National and provincial TV stations have been asked to keep broadcasting footage of violence by Tibetans in Lhasa or in the city of Aba in Sichuan province, where Tibetans attacked public buildings.

To prevent the Tibetan population from getting access to uncensored news reports, the authorities have stepped up the jamming of international radio stations that broadcast in Tibetan such as Voice of Tibet and Radio Free Asia. Violating international rules governing short and medium wave broadcasting, the Chinese authorities transmit low-pitched noise on the same frequencies as the foreign stations.

Voice of Tibet manager Oystein Alme told Reporters Without Borders: "We have noted a significant increasing in jamming since 16 March, especially in the cities where the government has invested tens of millions of dollars to install antennae to prevent Tibetans from listening to us."

The propaganda campaign against the "Dalai Lama’s clique" gets a lot of space in the Chinese media based abroad. The state-owned CCTV’s stations that broadcast in foreign languages just show the violence by Tibetans and never refer to the reprisals that followed. Ouzhou Shibao (News of Europe), a newspaper based in France, published a full page on Tibet giving the government’s position.

Chinese Internet users and hackers are also harassing pro-Tibetan organisations. The Tibetan government-in-exile’s site was recently put out of commission by a group of hackers based in China. And several foreign news media, especially websites that allow visitors to post comments, are being flooded with messages that repeat government propaganda word for word.

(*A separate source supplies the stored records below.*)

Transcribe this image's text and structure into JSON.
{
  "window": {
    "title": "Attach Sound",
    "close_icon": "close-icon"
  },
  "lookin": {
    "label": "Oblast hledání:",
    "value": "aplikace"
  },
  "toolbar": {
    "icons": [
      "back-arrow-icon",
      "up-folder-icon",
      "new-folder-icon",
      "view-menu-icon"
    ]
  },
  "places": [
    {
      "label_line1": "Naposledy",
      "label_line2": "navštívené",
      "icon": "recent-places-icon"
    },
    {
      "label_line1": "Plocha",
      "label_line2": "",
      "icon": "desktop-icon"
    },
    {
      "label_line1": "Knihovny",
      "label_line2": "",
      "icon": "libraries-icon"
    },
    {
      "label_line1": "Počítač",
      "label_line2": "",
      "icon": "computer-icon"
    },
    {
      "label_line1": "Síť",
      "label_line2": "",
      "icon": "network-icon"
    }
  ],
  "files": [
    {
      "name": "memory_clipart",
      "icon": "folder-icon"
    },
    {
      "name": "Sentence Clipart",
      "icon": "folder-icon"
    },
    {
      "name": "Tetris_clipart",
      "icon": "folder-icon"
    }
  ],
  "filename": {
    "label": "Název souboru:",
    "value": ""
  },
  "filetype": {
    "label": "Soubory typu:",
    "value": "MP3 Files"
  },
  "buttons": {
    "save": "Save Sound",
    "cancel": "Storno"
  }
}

The Chinese authorities have ordered the media to stick to the official toll of 13 innocent civilians killed and 300 wounded by "rioters." The Tibetan government-in-exile reported that about 100 Tibetans were killed and hundreds were arrested. Some pro-Tibetan groups say thousands are being held in camps where torture is practised.

Reporters Without Borders condemns the Chinese government’s constant criticism of the foreign media’s coverage of the situation in Tibet. "Some media deliberately misrepresent the facts and wrongly portray a hateful crime as a peaceful demonstration," Tibetan communist leader Raidi said.